Task details: If a line in the listing below contains "options", return that line.

Extracted material:

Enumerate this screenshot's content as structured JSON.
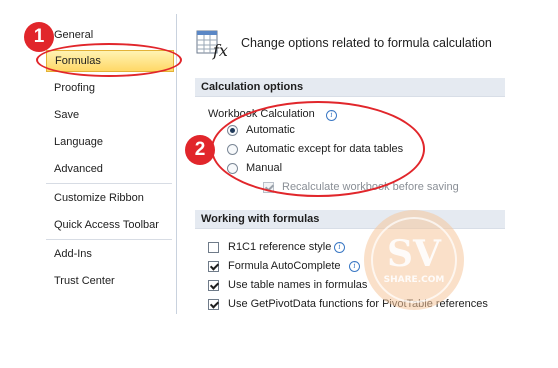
{
  "nav": {
    "items": [
      {
        "label": "General"
      },
      {
        "label": "Formulas"
      },
      {
        "label": "Proofing"
      },
      {
        "label": "Save"
      },
      {
        "label": "Language"
      },
      {
        "label": "Advanced"
      },
      {
        "label": "Customize Ribbon"
      },
      {
        "label": "Quick Access Toolbar"
      },
      {
        "label": "Add-Ins"
      },
      {
        "label": "Trust Center"
      }
    ],
    "selected": "Formulas"
  },
  "header": {
    "text": "Change options related to formula calculation",
    "icon": "formula-fx-icon"
  },
  "calculation": {
    "section_title": "Calculation options",
    "group_label": "Workbook Calculation",
    "options": [
      {
        "label": "Automatic",
        "checked": true
      },
      {
        "label": "Automatic except for data tables",
        "checked": false
      },
      {
        "label": "Manual",
        "checked": false
      }
    ],
    "recalc_label": "Recalculate workbook before saving"
  },
  "formulas": {
    "section_title": "Working with formulas",
    "options": [
      {
        "label": "R1C1 reference style",
        "checked": false
      },
      {
        "label": "Formula AutoComplete",
        "checked": true
      },
      {
        "label": "Use table names in formulas",
        "checked": true
      },
      {
        "label": "Use GetPivotData functions for PivotTable references",
        "checked": true
      }
    ]
  },
  "annotations": {
    "badge_1": "1",
    "badge_2": "2",
    "color": "#e1262b"
  },
  "watermark": {
    "top": "SV",
    "bottom": "SHARE.COM"
  }
}
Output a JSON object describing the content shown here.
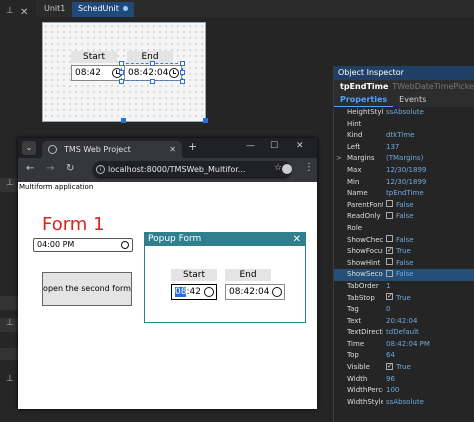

Solution for this task:
    "text": "Change options related to formula calculation",
    "section_title": "Calculation options",
    "options": [
    "options": [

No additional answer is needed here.